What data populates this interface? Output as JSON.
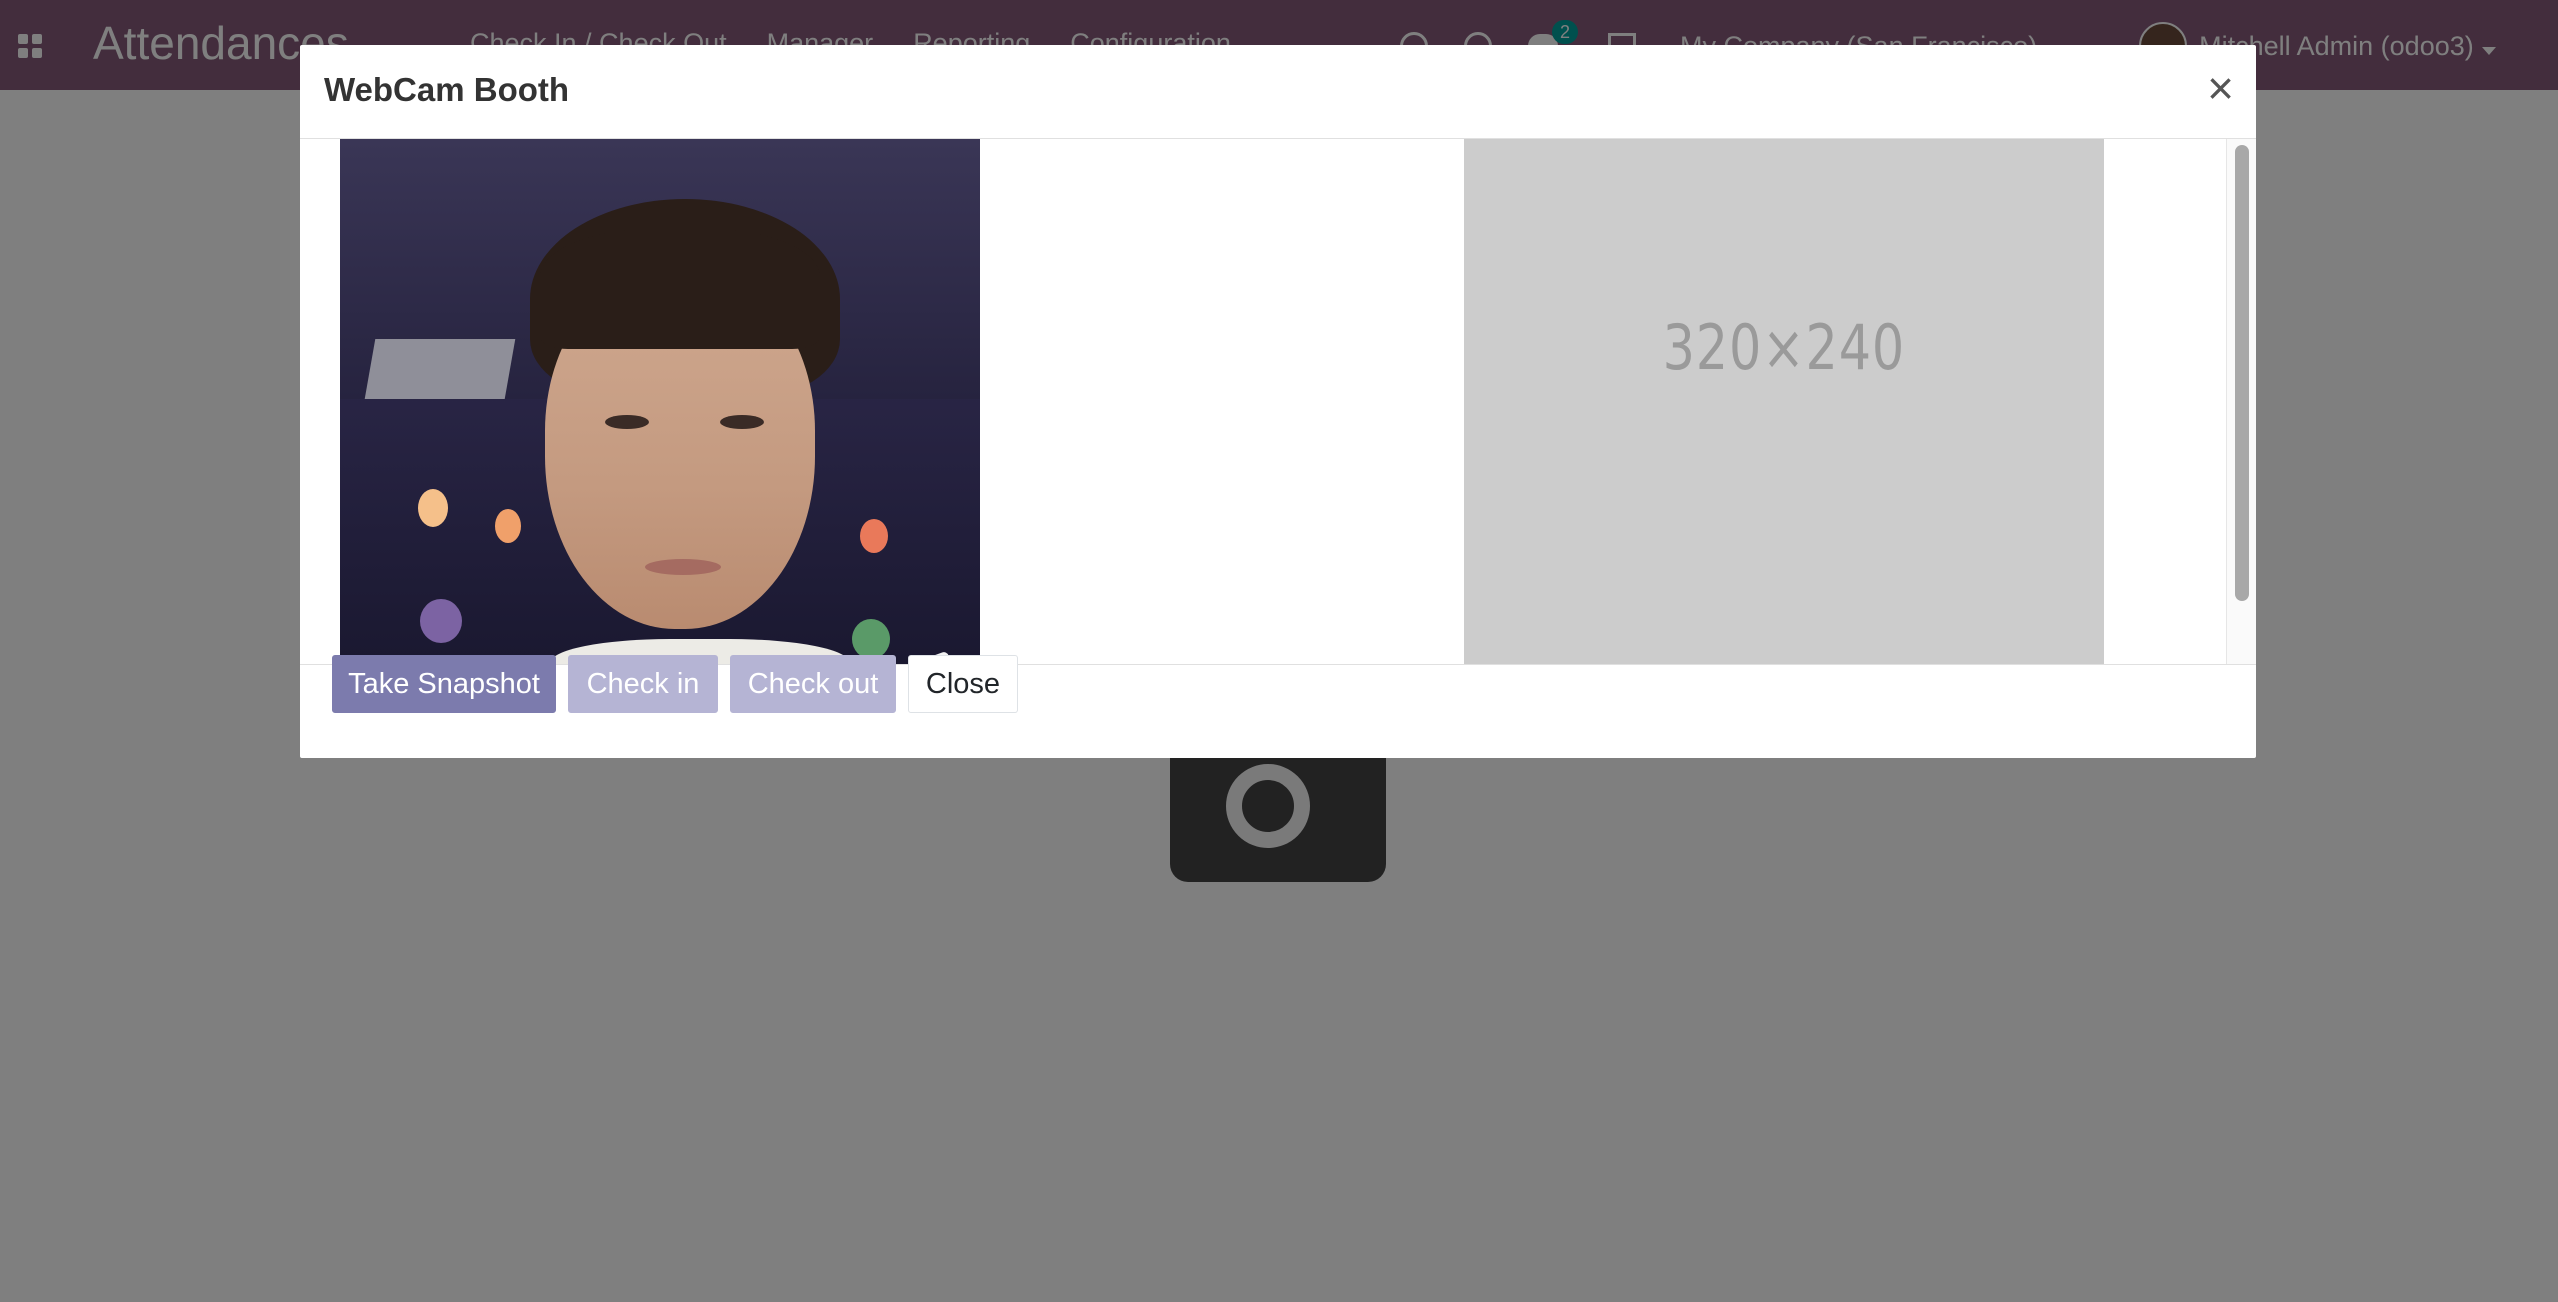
{
  "app": {
    "title": "Attendances",
    "menu": [
      "Check In / Check Out",
      "Manager",
      "Reporting",
      "Configuration"
    ],
    "chat_badge": "2",
    "company": "My Company (San Francisco)",
    "user": "Mitchell Admin (odoo3)",
    "navbar_color": "#875a7b"
  },
  "modal": {
    "title": "WebCam Booth",
    "close_symbol": "×",
    "placeholder_text": "320×240",
    "buttons": {
      "take_snapshot": "Take Snapshot",
      "check_in": "Check in",
      "check_out": "Check out",
      "close": "Close"
    },
    "button_colors": {
      "primary": "#7c7bad",
      "primary_disabled": "#b5b4d4"
    },
    "icons": {
      "arrow": "chevron-right-icon",
      "close": "close-icon",
      "camera": "camera-icon"
    }
  }
}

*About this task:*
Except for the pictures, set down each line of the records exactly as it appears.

*Task solution:*
What data populates this interface? Output as JSON.
{
  "app": {
    "title": "Attendances",
    "menu": [
      "Check In / Check Out",
      "Manager",
      "Reporting",
      "Configuration"
    ],
    "chat_badge": "2",
    "company": "My Company (San Francisco)",
    "user": "Mitchell Admin (odoo3)",
    "navbar_color": "#875a7b"
  },
  "modal": {
    "title": "WebCam Booth",
    "close_symbol": "×",
    "placeholder_text": "320×240",
    "buttons": {
      "take_snapshot": "Take Snapshot",
      "check_in": "Check in",
      "check_out": "Check out",
      "close": "Close"
    },
    "button_colors": {
      "primary": "#7c7bad",
      "primary_disabled": "#b5b4d4"
    },
    "icons": {
      "arrow": "chevron-right-icon",
      "close": "close-icon",
      "camera": "camera-icon"
    }
  }
}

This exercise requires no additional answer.